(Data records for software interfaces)
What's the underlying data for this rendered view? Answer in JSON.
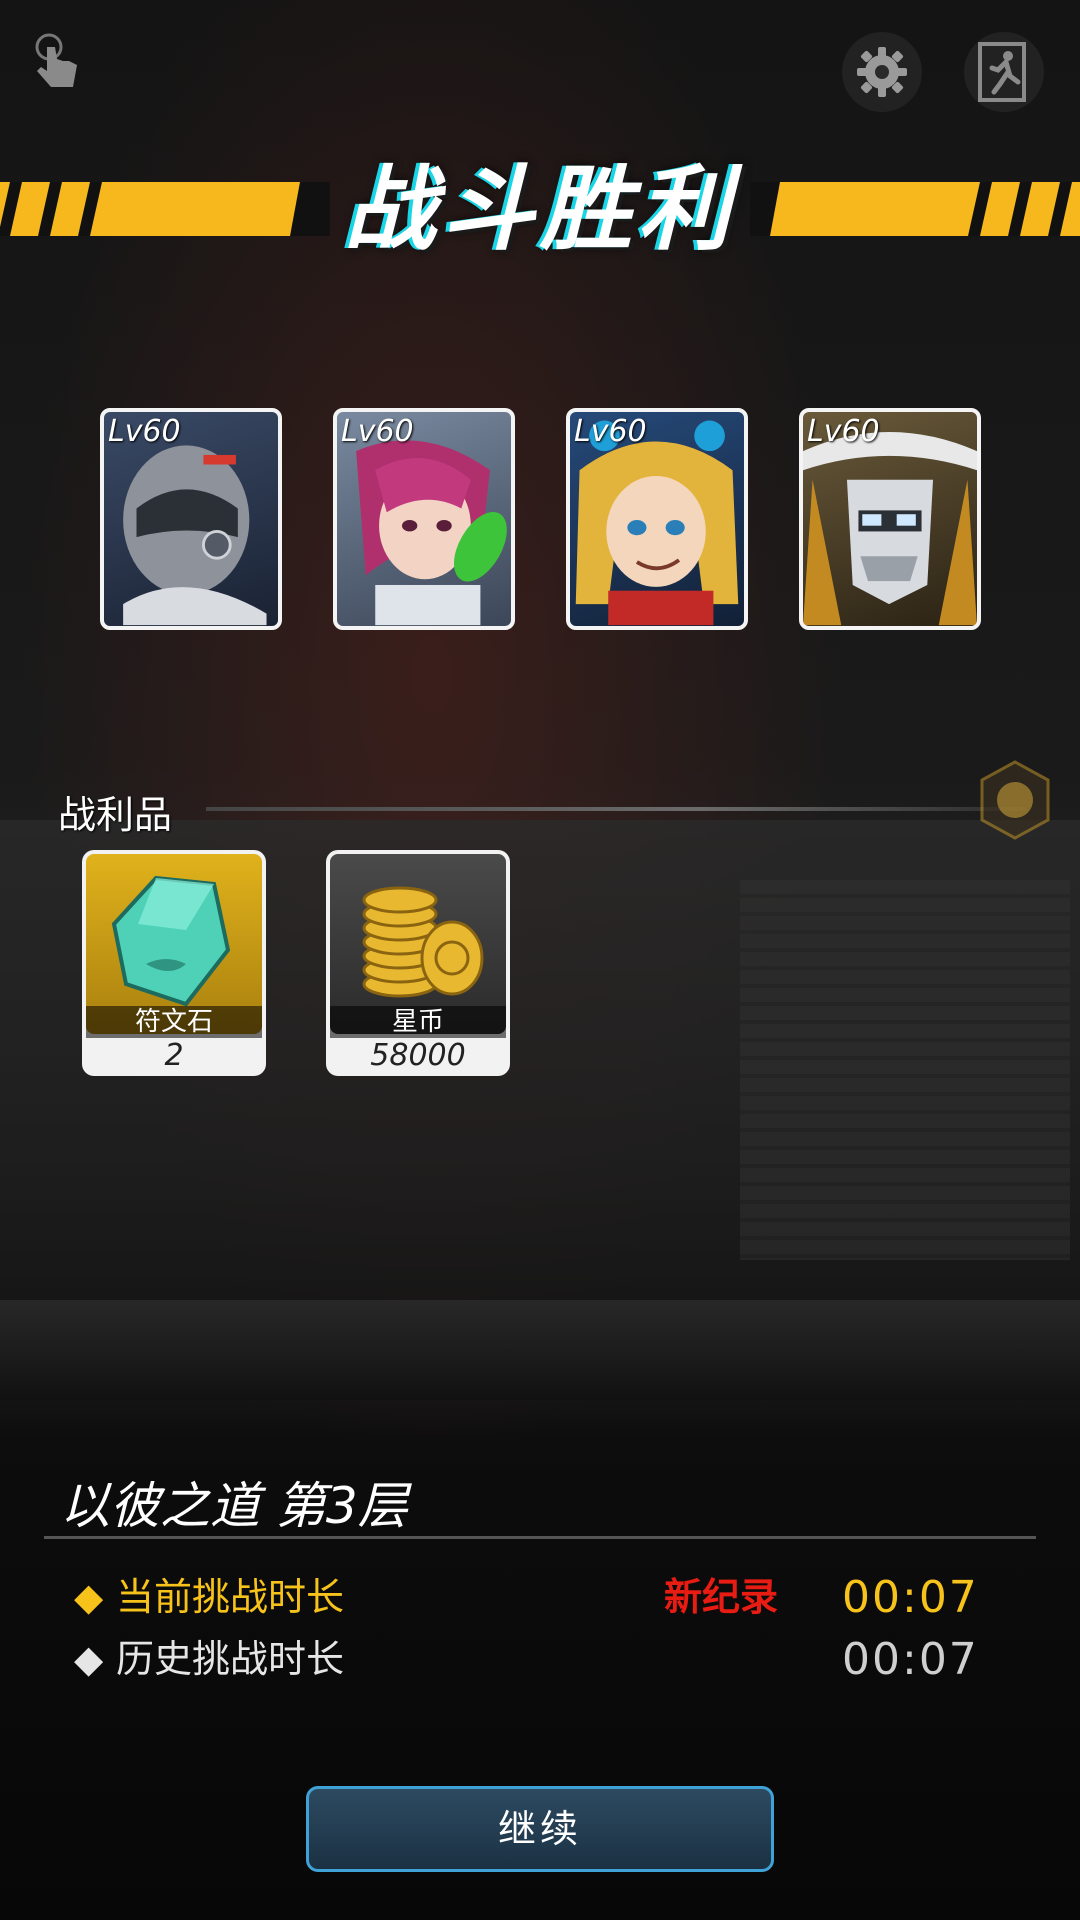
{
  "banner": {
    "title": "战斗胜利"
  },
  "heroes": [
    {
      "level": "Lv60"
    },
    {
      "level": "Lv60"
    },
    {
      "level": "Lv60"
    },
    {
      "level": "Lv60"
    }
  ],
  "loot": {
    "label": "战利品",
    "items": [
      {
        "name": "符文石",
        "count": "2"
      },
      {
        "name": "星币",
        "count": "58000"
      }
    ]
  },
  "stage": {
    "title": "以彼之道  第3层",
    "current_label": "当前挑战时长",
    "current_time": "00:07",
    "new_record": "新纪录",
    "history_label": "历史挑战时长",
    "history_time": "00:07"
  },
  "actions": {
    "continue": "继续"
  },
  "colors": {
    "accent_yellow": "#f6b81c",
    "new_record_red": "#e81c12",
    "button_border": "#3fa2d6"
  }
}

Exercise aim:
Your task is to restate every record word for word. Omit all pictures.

Solved exercise:
What's the underlying data for this rendered view? Answer in JSON.
{
  "banner": {
    "title": "战斗胜利"
  },
  "heroes": [
    {
      "level": "Lv60"
    },
    {
      "level": "Lv60"
    },
    {
      "level": "Lv60"
    },
    {
      "level": "Lv60"
    }
  ],
  "loot": {
    "label": "战利品",
    "items": [
      {
        "name": "符文石",
        "count": "2"
      },
      {
        "name": "星币",
        "count": "58000"
      }
    ]
  },
  "stage": {
    "title": "以彼之道  第3层",
    "current_label": "当前挑战时长",
    "current_time": "00:07",
    "new_record": "新纪录",
    "history_label": "历史挑战时长",
    "history_time": "00:07"
  },
  "actions": {
    "continue": "继续"
  },
  "colors": {
    "accent_yellow": "#f6b81c",
    "new_record_red": "#e81c12",
    "button_border": "#3fa2d6"
  }
}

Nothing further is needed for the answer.